Practice in Action: Adjusting Expectations

One of the biggest hurdles we face as creatives with invisible illnesses or disabilities is our own expectations of ourselves. They’re often far harsher than what our friends and loved ones desire for us. While they can serve as a benchmark of success, a pacer of sorts, our expectations can become double-edged, forcing us to push ourselves too hard when we don’t have the capacity.

Today I intended to post an article about the brain-gut connection. This clearly isn’t it. It’s also not an apology for missing a post – this is a post! This is a teaching moment, for you and especially for myself. How can I preach self-awareness, self-care, self-everything, and then force myself to keep writing an article that has become so huge, involved and important that it requires restructuring Create All You Can – when I feel as terrible as I do today?

So this is how I’m practicing what I preach.

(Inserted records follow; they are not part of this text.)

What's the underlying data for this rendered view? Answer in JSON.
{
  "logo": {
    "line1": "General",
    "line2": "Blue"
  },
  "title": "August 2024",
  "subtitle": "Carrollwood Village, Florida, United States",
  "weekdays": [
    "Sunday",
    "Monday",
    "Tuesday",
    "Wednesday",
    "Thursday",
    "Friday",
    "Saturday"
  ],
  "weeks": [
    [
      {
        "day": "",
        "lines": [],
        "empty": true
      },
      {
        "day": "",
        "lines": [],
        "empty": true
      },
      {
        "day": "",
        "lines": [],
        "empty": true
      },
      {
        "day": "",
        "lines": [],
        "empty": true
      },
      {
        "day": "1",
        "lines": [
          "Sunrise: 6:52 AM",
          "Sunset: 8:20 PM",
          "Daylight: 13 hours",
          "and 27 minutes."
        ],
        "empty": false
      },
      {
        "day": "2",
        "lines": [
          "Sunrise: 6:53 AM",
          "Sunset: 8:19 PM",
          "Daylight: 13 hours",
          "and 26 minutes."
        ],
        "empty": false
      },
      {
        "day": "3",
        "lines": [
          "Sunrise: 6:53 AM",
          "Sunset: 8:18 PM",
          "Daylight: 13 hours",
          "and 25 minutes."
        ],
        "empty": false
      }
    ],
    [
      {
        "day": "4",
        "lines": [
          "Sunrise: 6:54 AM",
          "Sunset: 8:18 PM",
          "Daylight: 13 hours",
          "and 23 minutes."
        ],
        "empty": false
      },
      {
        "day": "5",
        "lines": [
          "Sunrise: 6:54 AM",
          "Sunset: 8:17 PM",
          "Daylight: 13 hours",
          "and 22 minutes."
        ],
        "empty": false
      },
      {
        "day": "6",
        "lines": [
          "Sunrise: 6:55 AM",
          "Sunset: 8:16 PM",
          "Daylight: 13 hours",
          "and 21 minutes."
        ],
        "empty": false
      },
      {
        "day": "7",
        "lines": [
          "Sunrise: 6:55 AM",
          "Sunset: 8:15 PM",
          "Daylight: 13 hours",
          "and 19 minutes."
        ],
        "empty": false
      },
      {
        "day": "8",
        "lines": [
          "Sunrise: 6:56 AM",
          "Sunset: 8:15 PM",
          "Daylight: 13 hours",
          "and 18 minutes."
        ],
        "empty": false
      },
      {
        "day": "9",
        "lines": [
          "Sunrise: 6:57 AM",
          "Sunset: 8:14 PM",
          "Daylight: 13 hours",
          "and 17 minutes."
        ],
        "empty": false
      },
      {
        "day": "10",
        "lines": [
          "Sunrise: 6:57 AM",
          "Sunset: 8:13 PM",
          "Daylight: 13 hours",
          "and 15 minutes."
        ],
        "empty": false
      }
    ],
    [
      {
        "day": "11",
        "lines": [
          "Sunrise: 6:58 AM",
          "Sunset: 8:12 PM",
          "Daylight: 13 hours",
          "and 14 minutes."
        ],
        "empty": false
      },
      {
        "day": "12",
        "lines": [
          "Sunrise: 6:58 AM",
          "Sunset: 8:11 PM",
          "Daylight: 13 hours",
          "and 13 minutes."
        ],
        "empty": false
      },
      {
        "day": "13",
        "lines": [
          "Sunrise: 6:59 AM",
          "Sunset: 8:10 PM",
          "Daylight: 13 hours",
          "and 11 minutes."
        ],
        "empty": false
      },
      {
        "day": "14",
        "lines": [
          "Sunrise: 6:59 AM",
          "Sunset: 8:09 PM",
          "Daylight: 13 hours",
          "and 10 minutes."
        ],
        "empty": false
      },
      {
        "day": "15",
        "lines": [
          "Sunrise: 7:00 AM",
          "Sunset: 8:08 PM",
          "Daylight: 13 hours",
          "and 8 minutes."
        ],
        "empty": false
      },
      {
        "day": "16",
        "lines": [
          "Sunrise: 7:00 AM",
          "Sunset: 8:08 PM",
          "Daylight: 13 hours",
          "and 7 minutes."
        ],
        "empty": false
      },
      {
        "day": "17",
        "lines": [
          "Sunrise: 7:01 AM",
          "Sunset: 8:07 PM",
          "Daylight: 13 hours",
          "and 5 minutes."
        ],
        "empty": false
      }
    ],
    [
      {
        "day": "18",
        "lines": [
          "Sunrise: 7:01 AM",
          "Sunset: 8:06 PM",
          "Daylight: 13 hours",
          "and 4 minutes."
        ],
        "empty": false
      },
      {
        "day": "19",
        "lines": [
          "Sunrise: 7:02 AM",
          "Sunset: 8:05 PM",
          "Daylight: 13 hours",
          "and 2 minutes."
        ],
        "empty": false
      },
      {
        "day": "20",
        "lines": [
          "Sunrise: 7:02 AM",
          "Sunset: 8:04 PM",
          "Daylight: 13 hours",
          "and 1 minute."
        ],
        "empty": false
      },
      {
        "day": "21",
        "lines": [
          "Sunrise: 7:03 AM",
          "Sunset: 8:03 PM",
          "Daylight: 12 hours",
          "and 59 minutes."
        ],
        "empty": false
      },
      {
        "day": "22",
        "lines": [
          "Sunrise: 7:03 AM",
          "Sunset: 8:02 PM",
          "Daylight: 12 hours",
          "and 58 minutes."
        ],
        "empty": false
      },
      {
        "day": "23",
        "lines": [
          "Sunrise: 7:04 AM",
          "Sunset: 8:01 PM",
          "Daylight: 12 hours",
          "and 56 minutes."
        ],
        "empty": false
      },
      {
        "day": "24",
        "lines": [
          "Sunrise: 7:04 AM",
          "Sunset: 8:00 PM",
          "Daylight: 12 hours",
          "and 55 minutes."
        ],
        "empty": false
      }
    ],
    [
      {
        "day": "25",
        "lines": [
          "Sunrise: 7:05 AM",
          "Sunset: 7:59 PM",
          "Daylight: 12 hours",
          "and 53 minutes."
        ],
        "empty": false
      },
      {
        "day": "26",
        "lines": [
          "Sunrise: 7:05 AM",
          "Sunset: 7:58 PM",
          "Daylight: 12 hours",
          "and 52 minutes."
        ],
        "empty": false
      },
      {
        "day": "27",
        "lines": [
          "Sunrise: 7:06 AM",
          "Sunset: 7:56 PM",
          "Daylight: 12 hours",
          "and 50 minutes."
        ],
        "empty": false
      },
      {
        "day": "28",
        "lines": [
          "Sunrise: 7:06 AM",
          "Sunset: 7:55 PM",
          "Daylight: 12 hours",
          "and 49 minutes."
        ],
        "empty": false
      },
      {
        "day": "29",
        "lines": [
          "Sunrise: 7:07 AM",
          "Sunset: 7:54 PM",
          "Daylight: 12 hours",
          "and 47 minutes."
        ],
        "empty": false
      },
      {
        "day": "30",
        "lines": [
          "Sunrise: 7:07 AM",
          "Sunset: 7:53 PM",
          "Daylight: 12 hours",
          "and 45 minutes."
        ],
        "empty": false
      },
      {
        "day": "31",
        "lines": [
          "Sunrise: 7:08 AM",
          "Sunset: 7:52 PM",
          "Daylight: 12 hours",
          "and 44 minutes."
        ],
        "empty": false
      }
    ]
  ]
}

  • I let myself sleep in. I was in pain when I went to bed, and I slept for 10 hours. (Almost wrote years there.)
  • When I finally woke up, I curled up into child’s pose, immediately. It’s hard for me to do with my knees and ankle, but it’s hugely protective for me. I had an intense, vivid nightmare, the kind that sticks with you for hours, which is something I’ll go into in a later post – because antidepressants, particularly the SNRIs, like I’m on, can cause issue with nightmares and having a hard time waking up.
  • I completely messed up my routine. I took a shower first, because my body felt like it was 1) made of molten iron and 2) possibly in the beginning stage of rigor mortis. I put music on, I let the hot water just run over my shoulders, I stretched, I’m sure soap was used at some point.
  • I ate (gluten-free Walmart) cookies and looked at Facebook. What? I did. And I’m so glad I did, because I found someone who was just so full of love and positivity that my heart got an extra boost, like it got handed a megaphone, and it could finally be heard over my Umbridge. “Try! Don’t give up! Try, try, try, you can do it!”
  • I meditated. I cried. A lot. I meditated some more. I sat and thought.
  • I decided that I would give myself a break, I would adjust my expectations of myself, and I would share this struggle, this momentary setback, with you.

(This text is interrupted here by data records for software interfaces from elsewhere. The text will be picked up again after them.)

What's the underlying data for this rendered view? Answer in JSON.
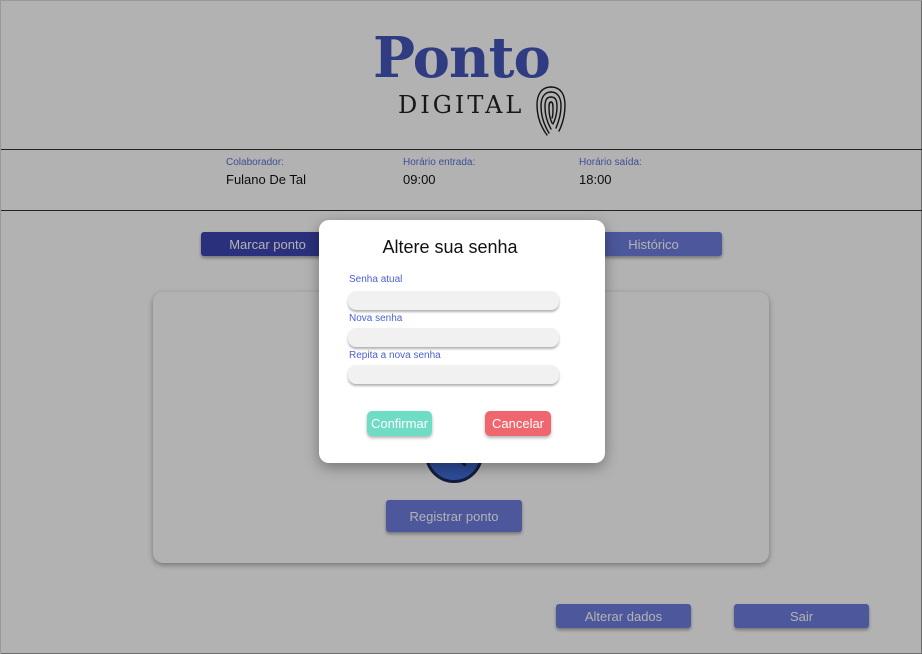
{
  "logo": {
    "word1": "Ponto",
    "word2": "DIGITAL",
    "icon": "fingerprint-icon"
  },
  "header": {
    "collaborator_label": "Colaborador:",
    "collaborator_value": "Fulano De Tal",
    "entry_label": "Horário entrada:",
    "entry_value": "09:00",
    "exit_label": "Horário saída:",
    "exit_value": "18:00"
  },
  "nav": {
    "mark_label": "Marcar ponto",
    "history_label": "Histórico"
  },
  "main": {
    "clock_icon": "clock-icon",
    "register_label": "Registrar ponto"
  },
  "footer": {
    "edit_label": "Alterar dados",
    "exit_label": "Sair"
  },
  "modal": {
    "title": "Altere sua senha",
    "current_label": "Senha atual",
    "new_label": "Nova senha",
    "repeat_label": "Repita a nova senha",
    "current_value": "",
    "new_value": "",
    "repeat_value": "",
    "confirm_label": "Confirmar",
    "cancel_label": "Cancelar"
  },
  "colors": {
    "brand": "#4557bb",
    "primary_button": "#3d45b0",
    "secondary_button": "#6f7fe0",
    "confirm": "#6fdcc4",
    "cancel": "#f0666e",
    "label_text": "#4a62d4"
  }
}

I hope, as always, that this was helpful and/or interesting. I am so glad that I decided to let myself do this, to adjust and write something other than what I had planned. It’s both liberating and empowering, and, I mean, can you ask for anything more than that?

– Calli

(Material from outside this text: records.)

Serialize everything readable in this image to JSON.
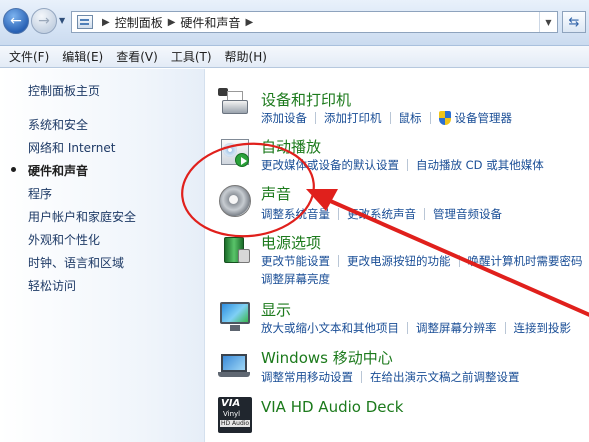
{
  "address": {
    "crumbs": [
      "控制面板",
      "硬件和声音"
    ]
  },
  "menu": [
    "文件(F)",
    "编辑(E)",
    "查看(V)",
    "工具(T)",
    "帮助(H)"
  ],
  "sidebar": {
    "items": [
      "控制面板主页",
      "系统和安全",
      "网络和 Internet",
      "硬件和声音",
      "程序",
      "用户帐户和家庭安全",
      "外观和个性化",
      "时钟、语言和区域",
      "轻松访问"
    ]
  },
  "categories": {
    "devices": {
      "title": "设备和打印机",
      "links": [
        "添加设备",
        "添加打印机",
        "鼠标",
        "设备管理器"
      ]
    },
    "autoplay": {
      "title": "自动播放",
      "links": [
        "更改媒体或设备的默认设置",
        "自动播放 CD 或其他媒体"
      ]
    },
    "sound": {
      "title": "声音",
      "links": [
        "调整系统音量",
        "更改系统声音",
        "管理音频设备"
      ]
    },
    "power": {
      "title": "电源选项",
      "links": [
        "更改节能设置",
        "更改电源按钮的功能",
        "唤醒计算机时需要密码"
      ],
      "links2": [
        "调整屏幕亮度"
      ]
    },
    "display": {
      "title": "显示",
      "links": [
        "放大或缩小文本和其他项目",
        "调整屏幕分辨率",
        "连接到投影"
      ]
    },
    "mobility": {
      "title": "Windows 移动中心",
      "links": [
        "调整常用移动设置",
        "在给出演示文稿之前调整设置"
      ]
    },
    "via": {
      "title": "VIA HD Audio Deck",
      "logo_text": [
        "VIA",
        "Vinyl",
        "HD Audio"
      ]
    }
  },
  "icons": {
    "back": "back-arrow-icon",
    "forward": "forward-arrow-icon",
    "refresh": "refresh-icon",
    "shield": "uac-shield-icon"
  },
  "colors": {
    "title_green": "#1c7a1c",
    "link_blue": "#1a4e96",
    "annotation_red": "#e0201c"
  }
}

P.S. Little follow-up on the meditation app front – Headspace now has a “For Kids” section in their singles (subscription required) with mindfulness activities for kids in three different age groups – 5 and under, 6-8 and 9-12. Check it out here!